WHAT YOU WILL DO
Your answer should be one number: the count of lines in the records that include the word "occupied".

DATASET EXTRACT
'''
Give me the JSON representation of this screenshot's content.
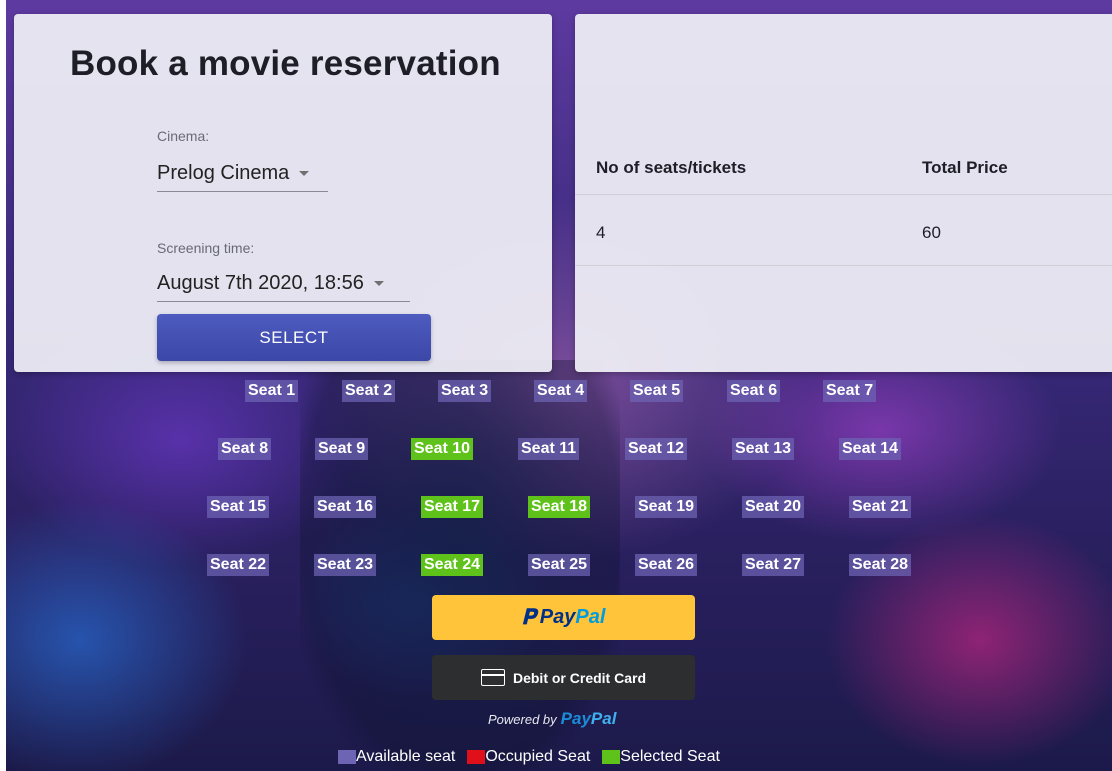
{
  "reservation": {
    "title": "Book a movie reservation",
    "cinema_label": "Cinema:",
    "cinema_value": "Prelog Cinema",
    "time_label": "Screening time:",
    "time_value": "August 7th 2020, 18:56",
    "select_label": "SELECT"
  },
  "summary": {
    "headers": [
      "No of seats/tickets",
      "Total Price"
    ],
    "row": [
      "4",
      "60"
    ]
  },
  "seats": [
    "Seat 1",
    "Seat 2",
    "Seat 3",
    "Seat 4",
    "Seat 5",
    "Seat 6",
    "Seat 7",
    "Seat 8",
    "Seat 9",
    "Seat 10",
    "Seat 11",
    "Seat 12",
    "Seat 13",
    "Seat 14",
    "Seat 15",
    "Seat 16",
    "Seat 17",
    "Seat 18",
    "Seat 19",
    "Seat 20",
    "Seat 21",
    "Seat 22",
    "Seat 23",
    "Seat 24",
    "Seat 25",
    "Seat 26",
    "Seat 27",
    "Seat 28"
  ],
  "selected_seats": [
    "Seat 10",
    "Seat 17",
    "Seat 18",
    "Seat 24"
  ],
  "payment": {
    "paypal_pay": "Pay",
    "paypal_pal": "Pal",
    "card_label": "Debit or Credit Card",
    "powered_by": "Powered by",
    "powered_pay": "Pay",
    "powered_pal": "Pal"
  },
  "legend": {
    "available": "Available seat",
    "occupied": "Occupied Seat",
    "selected": "Selected Seat"
  },
  "colors": {
    "available": "#6e64b4",
    "occupied": "#e0101a",
    "selected": "#5fc21a",
    "paypal_yellow": "#ffc439",
    "select_button": "#4452b4"
  }
}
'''
COMPLETED TASK
2